Simply observing a number of ground rules increases your safety when you are online.
1. Computer software should be updated regularly. Software manufacturers release updates that close known security holes, making it more difficult for attackers to find a way into the system.
2. Installing an anti-virus program helps the computer protect itself against malware and keep it free of viruses. But the same applies here: the software must be kept up to date, because cyber criminals are always refining their methods of attack.
3. You can reduce the amount of spam you receive by using software that blocks or filters unwanted emails. And if a spam email contains a link that you can click to unsubscribe from the mailings, never, ever click on it! If you do so, you are only confirming that your email address is valid, which will lead to even more spam in your inbox. It is also a good idea to ensure that you don’t give out your email address to all and sundry. You can read how to secure your emails here.
4. Never open an email if its sender appears suspect. And do not click on links or open attachments in emails from senders you do not know or whose trustworthiness cannot be guaranteed.
5. Never send account or credit card details over an insecure connection. The URL should always begin with ‘https://’. This shows that it uses a secure protocol.
6. You should remember user names and passwords and not store them on the computer, especially not all contained in one document. You can find some tips on choosing secure passwords here.
7. Be careful when using public computers. You never know whether malware is installed on them, for example a keylogger that records all of the keys that you press. It is also best if you avoid inserting USB sticks into public computers. Remember: it was a USB stick that transferred the Stuxnet worm from an Iranian nuclear plant onto the wider internet.
8. After performing data-sensitive tasks such as online banking or shopping, ensure that you are properly logged out of the website before closing and then restarting the browser.
OK, I should ensure that my computer is properly protected. But how can I be certain that malware isn’t already installed on it?
You should ensure that a good virus scanner is installed. It recognises malicious programs and new modifications to known malicious software. Virus scanners can even find malware that is hidden in file attachments. But in this instance, the motto ‘two are better than one’ doesn’t apply. If you have two virus scanners running, they will more than likely hinder each other in their searches. Just one regularly updated program should be enough.
Are there any first aid measures that can help if my computer is infected with malware?
If your computer starts to exhibit a life of its own, you should become suspicious. Here are some typical indications that a computer is infected with malware: windows open randomly, the cursor moves all by itself, the computer suddenly seems to run much slower than usual or unauthorised payments have been taken from bank accounts.
Your first action: pull the plug! The computer should be isolated from all network connections. Therefore, the router should also be turned off. Because malware programs transmit their data over the internet (for example, snooping software such as keyloggers) or receive their instructions from the internet (such as a botnet being used in a DDOS attack), disconnecting the internet connection is the first stage in regaining control.

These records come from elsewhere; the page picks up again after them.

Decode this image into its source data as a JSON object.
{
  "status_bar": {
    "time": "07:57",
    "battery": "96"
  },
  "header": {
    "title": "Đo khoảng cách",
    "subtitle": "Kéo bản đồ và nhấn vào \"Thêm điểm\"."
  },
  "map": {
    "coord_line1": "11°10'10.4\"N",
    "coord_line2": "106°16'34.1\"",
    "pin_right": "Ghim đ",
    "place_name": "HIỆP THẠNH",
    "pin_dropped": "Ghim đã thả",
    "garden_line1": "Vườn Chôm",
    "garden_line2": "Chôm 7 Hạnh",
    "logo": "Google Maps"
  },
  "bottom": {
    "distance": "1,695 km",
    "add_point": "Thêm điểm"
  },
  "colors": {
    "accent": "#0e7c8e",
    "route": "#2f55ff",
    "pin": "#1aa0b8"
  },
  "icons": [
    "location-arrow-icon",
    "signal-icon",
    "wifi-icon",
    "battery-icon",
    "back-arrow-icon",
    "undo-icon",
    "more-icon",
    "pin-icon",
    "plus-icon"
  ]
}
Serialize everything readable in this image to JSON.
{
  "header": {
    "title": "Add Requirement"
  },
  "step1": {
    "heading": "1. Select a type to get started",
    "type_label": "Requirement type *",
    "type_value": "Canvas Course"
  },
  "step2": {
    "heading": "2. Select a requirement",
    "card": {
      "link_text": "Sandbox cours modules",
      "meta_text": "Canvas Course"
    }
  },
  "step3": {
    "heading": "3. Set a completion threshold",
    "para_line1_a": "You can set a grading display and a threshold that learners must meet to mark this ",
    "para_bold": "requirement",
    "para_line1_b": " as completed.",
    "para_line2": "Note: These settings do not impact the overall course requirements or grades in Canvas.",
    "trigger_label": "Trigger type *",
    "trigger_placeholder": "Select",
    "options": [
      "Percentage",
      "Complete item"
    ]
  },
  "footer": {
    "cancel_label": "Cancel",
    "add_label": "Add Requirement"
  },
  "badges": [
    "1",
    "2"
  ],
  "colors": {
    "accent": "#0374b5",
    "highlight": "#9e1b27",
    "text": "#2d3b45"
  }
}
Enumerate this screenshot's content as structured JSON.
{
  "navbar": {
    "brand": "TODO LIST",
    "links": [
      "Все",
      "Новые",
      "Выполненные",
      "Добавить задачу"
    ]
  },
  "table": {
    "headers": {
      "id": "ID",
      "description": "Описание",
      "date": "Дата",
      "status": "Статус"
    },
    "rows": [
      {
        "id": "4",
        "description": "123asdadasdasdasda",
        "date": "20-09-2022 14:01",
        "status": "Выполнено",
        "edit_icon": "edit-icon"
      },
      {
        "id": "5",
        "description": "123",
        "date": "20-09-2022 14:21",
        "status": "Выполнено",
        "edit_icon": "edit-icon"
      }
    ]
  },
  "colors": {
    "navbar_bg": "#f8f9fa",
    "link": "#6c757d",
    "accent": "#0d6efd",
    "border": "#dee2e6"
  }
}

If you suspect that you have malware on your computer, you should run the latest version of your virus scanner. It detects trojans and other malicious software and is able to remove them reliably. If you are suspicious of any particular program, you should uninstall it immediately. In some cases, you may only eliminate the malware’s carrier and not the malware itself.
Before the virus scanner moves from scanning the hard drive to removing malicious software, you should ensure that your most important data is backed up. The experts from netzwelt.de recommend that you also scan the backup media for malicious software, otherwise you could simply reintroduce the virus.
When you have done this, you can then begin removing the malware. If this doesn’t have the desired effect, you should then engage the services of an expert. Or you could do your own research on the internet: try and find out which malware it could be and what further steps are necessary to deal with it. In the worst case scenario, the entire operating system should be reinstalled. Although that is indeed time-consuming, it’s not the end of the world. And when you’ve done, you are free of your uninvited guests!